Taxable Income

Income earned from wages, salaries, and tips as well as interest income, dividend income, business or farm profits, and rental or property income.

Title IV

Federal regulations regarding the award and disbursement of financial aid funds, as well as the return of funds for students who withdraw during the semester.


The transcript is a permanent academic record of a student at a college. It may show courses attempted, grades received, academic status, and honors received.


Tuition is the amount paid for each credit hour of enrollment. Tuition does not include the cost of books, fees, or room and board. Tuition charges vary from college to college and are dependent on such factors as resident or out-of-state status, level of classes enrolled in (lower, upper, or graduate division), and whether the institution is publicly or privately financed.


An undergraduate is a student who is pursuing a certificate, associate's, or baccalaureate degree.

Unmet Need

The difference between a specific student's total available resources and the total cost for the student's attendance at a specific institution.


A person who has served on active duty in the Army, Navy, Air Force, Marines, or Coast Guard, and who was discharged other than dishonorably. Veterans are considered to be independent. There is no minimum length of service requirement.

Veterans Educational Benefits
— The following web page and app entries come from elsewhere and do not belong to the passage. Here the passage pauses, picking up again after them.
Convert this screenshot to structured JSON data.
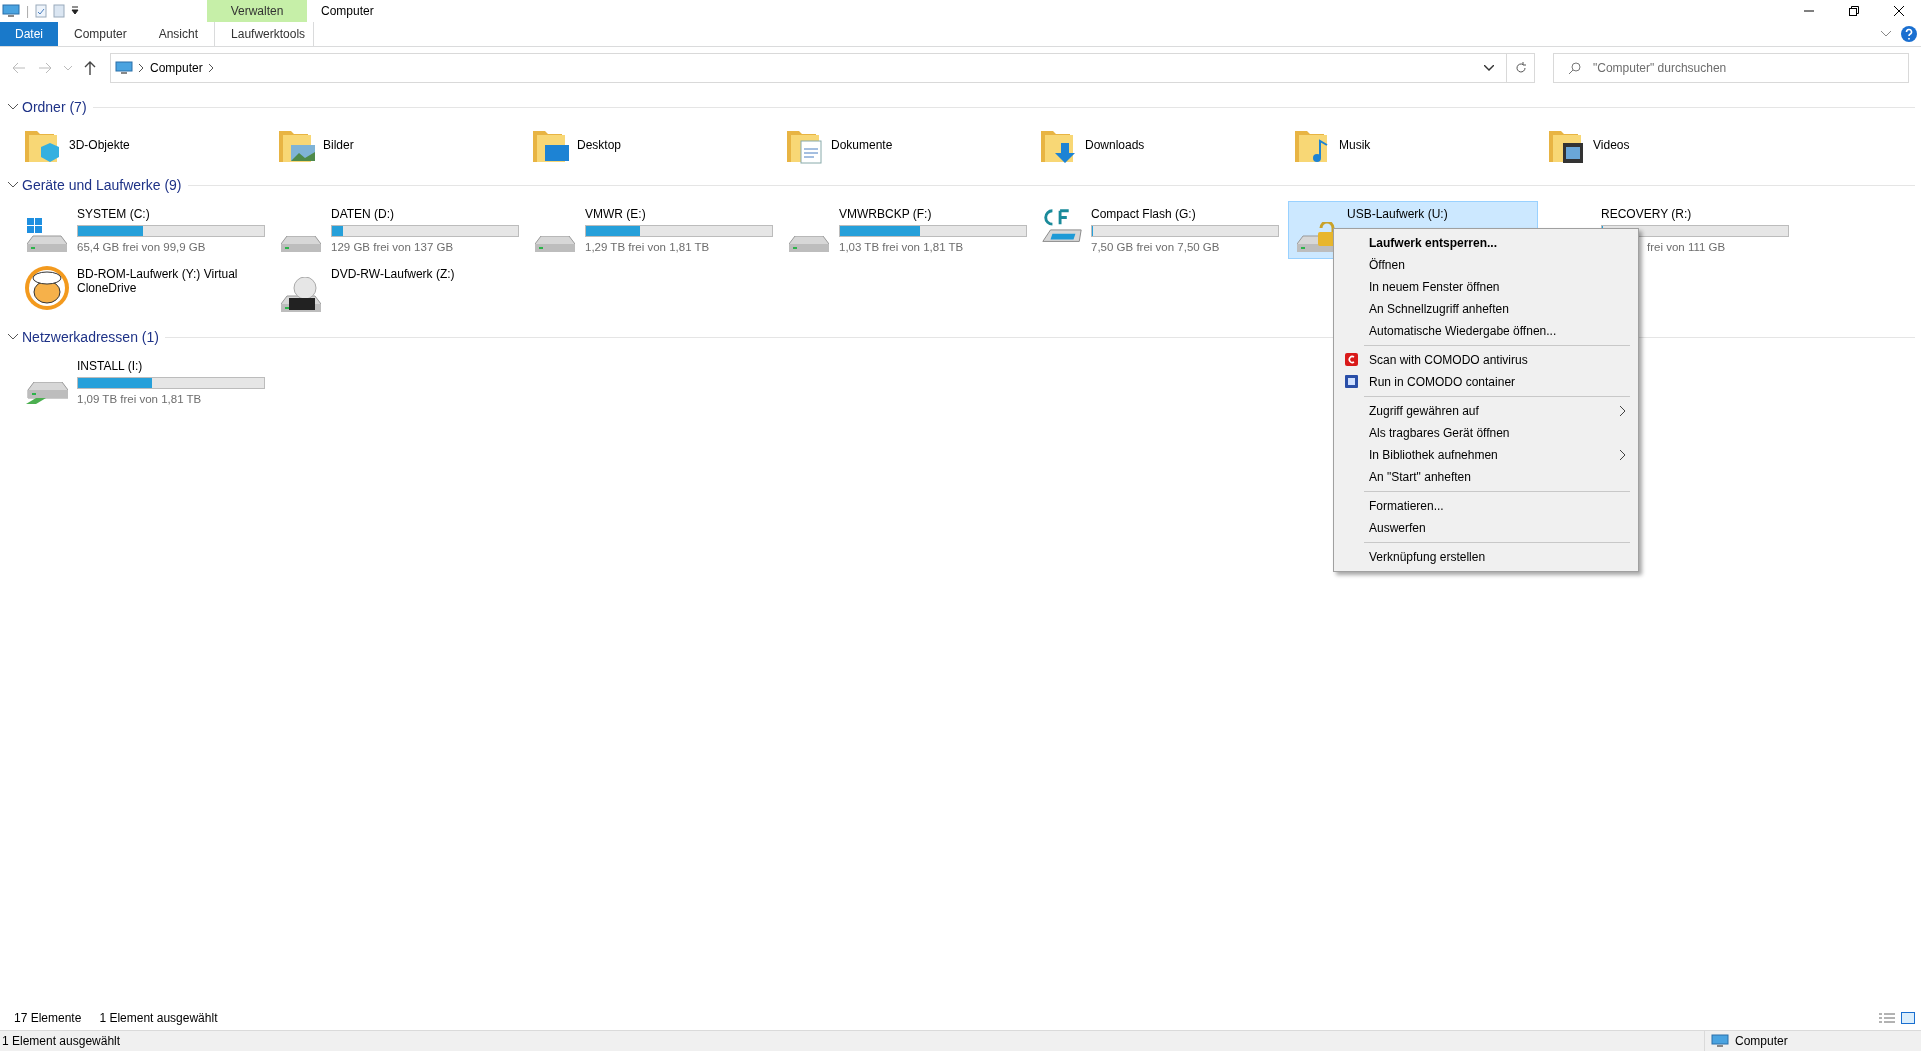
{
  "quick_access_toolbar": {
    "separator": "|"
  },
  "ribbon": {
    "context_group": "Verwalten",
    "window_title": "Computer",
    "tabs": [
      {
        "label": "Datei",
        "kind": "file",
        "selected": false
      },
      {
        "label": "Computer",
        "kind": "tab",
        "selected": false
      },
      {
        "label": "Ansicht",
        "kind": "tab",
        "selected": false
      },
      {
        "label": "Laufwerktools",
        "kind": "context",
        "selected": false
      }
    ]
  },
  "address_bar": {
    "path": [
      "Computer"
    ]
  },
  "search": {
    "placeholder": "\"Computer\" durchsuchen"
  },
  "groups": [
    {
      "title": "Ordner (7)",
      "expanded": true,
      "kind": "folders",
      "items": [
        {
          "name": "3D-Objekte"
        },
        {
          "name": "Bilder"
        },
        {
          "name": "Desktop"
        },
        {
          "name": "Dokumente"
        },
        {
          "name": "Downloads"
        },
        {
          "name": "Musik"
        },
        {
          "name": "Videos"
        }
      ]
    },
    {
      "title": "Geräte und Laufwerke (9)",
      "expanded": true,
      "kind": "drives",
      "items": [
        {
          "name": "SYSTEM (C:)",
          "level": 0.35,
          "free": "65,4 GB frei von 99,9 GB",
          "selected": false
        },
        {
          "name": "DATEN (D:)",
          "level": 0.06,
          "free": "129 GB frei von 137 GB",
          "selected": false
        },
        {
          "name": "VMWR (E:)",
          "level": 0.29,
          "free": "1,29 TB frei von 1,81 TB",
          "selected": false
        },
        {
          "name": "VMWRBCKP (F:)",
          "level": 0.43,
          "free": "1,03 TB frei von 1,81 TB",
          "selected": false
        },
        {
          "name": "Compact Flash (G:)",
          "level": 0,
          "free": "7,50 GB frei von 7,50 GB",
          "selected": false
        },
        {
          "name": "USB-Laufwerk (U:)",
          "selected": true
        },
        {
          "name": "RECOVERY (R:)",
          "level": 0,
          "free": "frei von 111 GB",
          "selected": false,
          "covered": true
        },
        {
          "name": "BD-ROM-Laufwerk (Y:) Virtual CloneDrive",
          "selected": false
        },
        {
          "name": "DVD-RW-Laufwerk (Z:)",
          "selected": false
        }
      ]
    },
    {
      "title": "Netzwerkadressen (1)",
      "expanded": true,
      "kind": "drives",
      "items": [
        {
          "name": "INSTALL (I:)",
          "level": 0.4,
          "free": "1,09 TB frei von 1,81 TB",
          "selected": false
        }
      ]
    }
  ],
  "context_menu": {
    "items": [
      {
        "kind": "item",
        "label": "Laufwerk entsperren...",
        "default": true
      },
      {
        "kind": "item",
        "label": "Öffnen"
      },
      {
        "kind": "item",
        "label": "In neuem Fenster öffnen"
      },
      {
        "kind": "item",
        "label": "An Schnellzugriff anheften"
      },
      {
        "kind": "item",
        "label": "Automatische Wiedergabe öffnen..."
      },
      {
        "kind": "separator"
      },
      {
        "kind": "item",
        "label": "Scan with COMODO antivirus"
      },
      {
        "kind": "item",
        "label": "Run in COMODO container"
      },
      {
        "kind": "separator"
      },
      {
        "kind": "item",
        "label": "Zugriff gewähren auf",
        "submenu": true
      },
      {
        "kind": "item",
        "label": "Als tragbares Gerät öffnen"
      },
      {
        "kind": "item",
        "label": "In Bibliothek aufnehmen",
        "submenu": true
      },
      {
        "kind": "item",
        "label": "An \"Start\" anheften"
      },
      {
        "kind": "separator"
      },
      {
        "kind": "item",
        "label": "Formatieren..."
      },
      {
        "kind": "item",
        "label": "Auswerfen"
      },
      {
        "kind": "separator"
      },
      {
        "kind": "item",
        "label": "Verknüpfung erstellen"
      }
    ]
  },
  "status": {
    "count": "17 Elemente",
    "selection": "1 Element ausgewählt"
  },
  "status_bar": {
    "left": "1 Element ausgewählt",
    "right": "Computer"
  }
}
Assistance programs for veterans and service persons or dependents of veterans for education and training. Example: Montgomery GI Bill.

Ward of the Court

A person who is under the supervision of the court.